WHAT YOU NEED TO DO ▸
Make a verbatim copy of the records; pictures stay out.

────────────────────────────────────────

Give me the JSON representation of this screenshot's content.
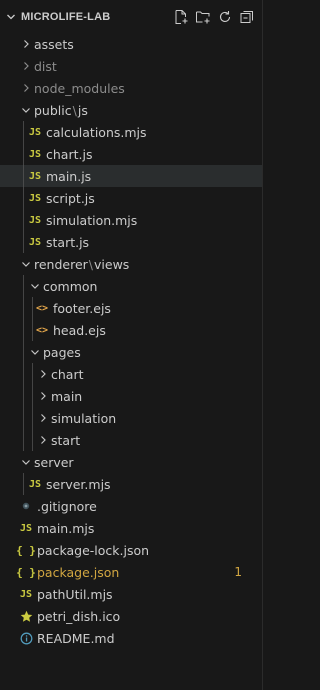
{
  "explorer": {
    "title": "MICROLIFE-LAB",
    "actions": [
      {
        "name": "new-file-icon"
      },
      {
        "name": "new-folder-icon"
      },
      {
        "name": "refresh-icon"
      },
      {
        "name": "collapse-all-icon"
      }
    ]
  },
  "tree": {
    "assets": "assets",
    "dist": "dist",
    "node_modules": "node_modules",
    "public": "public",
    "public_sep": "\\",
    "public_js": "js",
    "public_files": [
      "calculations.mjs",
      "chart.js",
      "main.js",
      "script.js",
      "simulation.mjs",
      "start.js"
    ],
    "renderer": "renderer",
    "renderer_sep": "\\",
    "renderer_views": "views",
    "common": "common",
    "common_files": [
      "footer.ejs",
      "head.ejs"
    ],
    "pages": "pages",
    "pages_folders": [
      "chart",
      "main",
      "simulation",
      "start"
    ],
    "server": "server",
    "server_file": "server.mjs",
    "root_files": {
      "gitignore": ".gitignore",
      "main": "main.mjs",
      "package_lock": "package-lock.json",
      "package": "package.json",
      "package_badge": "1",
      "pathutil": "pathUtil.mjs",
      "petri": "petri_dish.ico",
      "readme": "README.md"
    },
    "icon_text": {
      "js": "JS",
      "json": "{ }",
      "ejs": "<>"
    }
  },
  "colors": {
    "background": "#181818",
    "selected_row": "#2a2d2e",
    "js_icon": "#cbcb41",
    "modified": "#d1a641",
    "info_icon": "#519aba",
    "star_icon": "#cbcb41"
  }
}
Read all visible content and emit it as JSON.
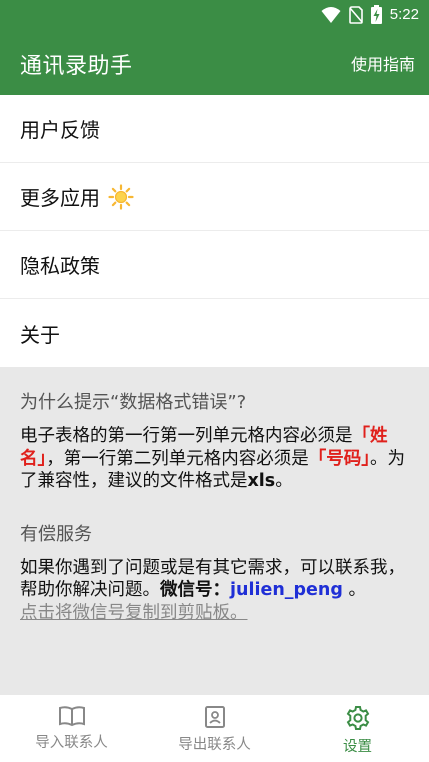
{
  "status_bar": {
    "time": "5:22",
    "icons": [
      "wifi-icon",
      "sim-off-icon",
      "battery-charging-icon"
    ]
  },
  "app_bar": {
    "title": "通讯录助手",
    "guide_label": "使用指南"
  },
  "menu": {
    "items": [
      {
        "label": "用户反馈"
      },
      {
        "label": "更多应用"
      },
      {
        "label": "隐私政策"
      },
      {
        "label": "关于"
      }
    ]
  },
  "info": {
    "format_title": "为什么提示“数据格式错误”?",
    "format_body": {
      "part1": "电子表格的第一行第一列单元格内容必须是",
      "q1_open": "「",
      "name": "姓名",
      "q1_close": "」",
      "part2": "，第一行第二列单元格内容必须是",
      "q2_open": "「",
      "number": "号码",
      "q2_close": "」",
      "part3": "。为了兼容性，建议的文件格式是",
      "ext": "xls",
      "end": "。"
    },
    "paid_title": "有偿服务",
    "paid_body": {
      "part1": "如果你遇到了问题或是有其它需求，可以联系我，帮助你解决问题。",
      "wechat_label": "微信号：",
      "wechat_id": "julien_peng",
      "end": " 。",
      "copy_link": "点击将微信号复制到剪贴板。"
    }
  },
  "bottom_nav": {
    "items": [
      {
        "label": "导入联系人",
        "icon": "book-icon"
      },
      {
        "label": "导出联系人",
        "icon": "contact-card-icon"
      },
      {
        "label": "设置",
        "icon": "gear-icon"
      }
    ],
    "active_color": "#3b8d45"
  },
  "colors": {
    "primary": "#3b8d45",
    "highlight_red": "#e0201b",
    "highlight_blue": "#1f2fd6"
  }
}
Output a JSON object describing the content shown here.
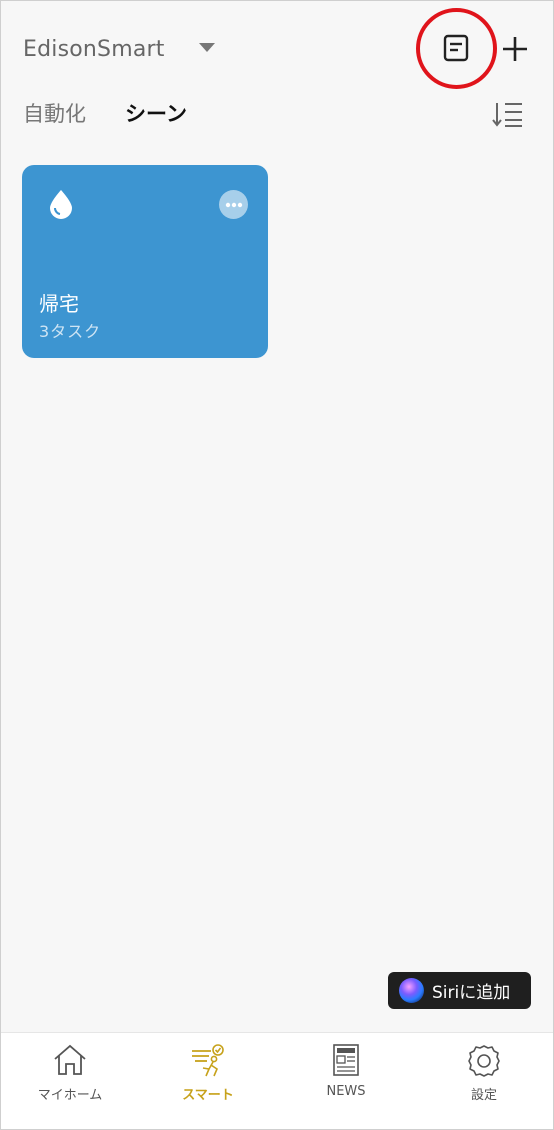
{
  "header": {
    "home_name": "EdisonSmart",
    "icons": {
      "dropdown": "caret-down-icon",
      "log": "document-icon",
      "add": "plus-icon"
    }
  },
  "tabs": [
    {
      "label": "自動化",
      "active": false
    },
    {
      "label": "シーン",
      "active": true
    }
  ],
  "sort_icon": "sort-icon",
  "scenes": [
    {
      "name": "帰宅",
      "tasks": "3タスク",
      "icon": "water-drop-icon",
      "color": "#3d95d1"
    }
  ],
  "siri": {
    "label": "Siriに追加"
  },
  "tabbar": {
    "items": [
      {
        "label": "マイホーム",
        "icon": "home-icon",
        "active": false
      },
      {
        "label": "スマート",
        "icon": "smart-icon",
        "active": true
      },
      {
        "label": "NEWS",
        "icon": "news-icon",
        "active": false
      },
      {
        "label": "設定",
        "icon": "gear-icon",
        "active": false
      }
    ],
    "active_color": "#c7a21b"
  },
  "highlight_color": "#e0141b"
}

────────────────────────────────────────

THE ANSWER ▸
Give me the JSON representation of this screenshot's content.
{
  "explorer": {
    "title": "MICROLIFE-LAB",
    "actions": [
      {
        "name": "new-file-icon"
      },
      {
        "name": "new-folder-icon"
      },
      {
        "name": "refresh-icon"
      },
      {
        "name": "collapse-all-icon"
      }
    ]
  },
  "tree": {
    "assets": "assets",
    "dist": "dist",
    "node_modules": "node_modules",
    "public": "public",
    "public_sep": "\\",
    "public_js": "js",
    "public_files": [
      "calculations.mjs",
      "chart.js",
      "main.js",
      "script.js",
      "simulation.mjs",
      "start.js"
    ],
    "renderer": "renderer",
    "renderer_sep": "\\",
    "renderer_views": "views",
    "common": "common",
    "common_files": [
      "footer.ejs",
      "head.ejs"
    ],
    "pages": "pages",
    "pages_folders": [
      "chart",
      "main",
      "simulation",
      "start"
    ],
    "server": "server",
    "server_file": "server.mjs",
    "root_files": {
      "gitignore": ".gitignore",
      "main": "main.mjs",
      "package_lock": "package-lock.json",
      "package": "package.json",
      "package_badge": "1",
      "pathutil": "pathUtil.mjs",
      "petri": "petri_dish.ico",
      "readme": "README.md"
    },
    "icon_text": {
      "js": "JS",
      "json": "{ }",
      "ejs": "<>"
    }
  },
  "colors": {
    "background": "#181818",
    "selected_row": "#2a2d2e",
    "js_icon": "#cbcb41",
    "modified": "#d1a641",
    "info_icon": "#519aba",
    "star_icon": "#cbcb41"
  }
}
Read all visible content and emit it as JSON.
{
  "status_bar": {
    "time": "5:22",
    "icons": [
      "wifi-icon",
      "sim-off-icon",
      "battery-charging-icon"
    ]
  },
  "app_bar": {
    "title": "通讯录助手",
    "guide_label": "使用指南"
  },
  "menu": {
    "items": [
      {
        "label": "用户反馈"
      },
      {
        "label": "更多应用"
      },
      {
        "label": "隐私政策"
      },
      {
        "label": "关于"
      }
    ]
  },
  "info": {
    "format_title": "为什么提示“数据格式错误”?",
    "format_body": {
      "part1": "电子表格的第一行第一列单元格内容必须是",
      "q1_open": "「",
      "name": "姓名",
      "q1_close": "」",
      "part2": "，第一行第二列单元格内容必须是",
      "q2_open": "「",
      "number": "号码",
      "q2_close": "」",
      "part3": "。为了兼容性，建议的文件格式是",
      "ext": "xls",
      "end": "。"
    },
    "paid_title": "有偿服务",
    "paid_body": {
      "part1": "如果你遇到了问题或是有其它需求，可以联系我，帮助你解决问题。",
      "wechat_label": "微信号：",
      "wechat_id": "julien_peng",
      "end": " 。",
      "copy_link": "点击将微信号复制到剪贴板。"
    }
  },
  "bottom_nav": {
    "items": [
      {
        "label": "导入联系人",
        "icon": "book-icon"
      },
      {
        "label": "导出联系人",
        "icon": "contact-card-icon"
      },
      {
        "label": "设置",
        "icon": "gear-icon"
      }
    ],
    "active_color": "#3b8d45"
  },
  "colors": {
    "primary": "#3b8d45",
    "highlight_red": "#e0201b",
    "highlight_blue": "#1f2fd6"
  }
}
Output a JSON object describing the content shown here.
{
  "header": {
    "home_name": "EdisonSmart",
    "icons": {
      "dropdown": "caret-down-icon",
      "log": "document-icon",
      "add": "plus-icon"
    }
  },
  "tabs": [
    {
      "label": "自動化",
      "active": false
    },
    {
      "label": "シーン",
      "active": true
    }
  ],
  "sort_icon": "sort-icon",
  "scenes": [
    {
      "name": "帰宅",
      "tasks": "3タスク",
      "icon": "water-drop-icon",
      "color": "#3d95d1"
    }
  ],
  "siri": {
    "label": "Siriに追加"
  },
  "tabbar": {
    "items": [
      {
        "label": "マイホーム",
        "icon": "home-icon",
        "active": false
      },
      {
        "label": "スマート",
        "icon": "smart-icon",
        "active": true
      },
      {
        "label": "NEWS",
        "icon": "news-icon",
        "active": false
      },
      {
        "label": "設定",
        "icon": "gear-icon",
        "active": false
      }
    ],
    "active_color": "#c7a21b"
  },
  "highlight_color": "#e0141b"
}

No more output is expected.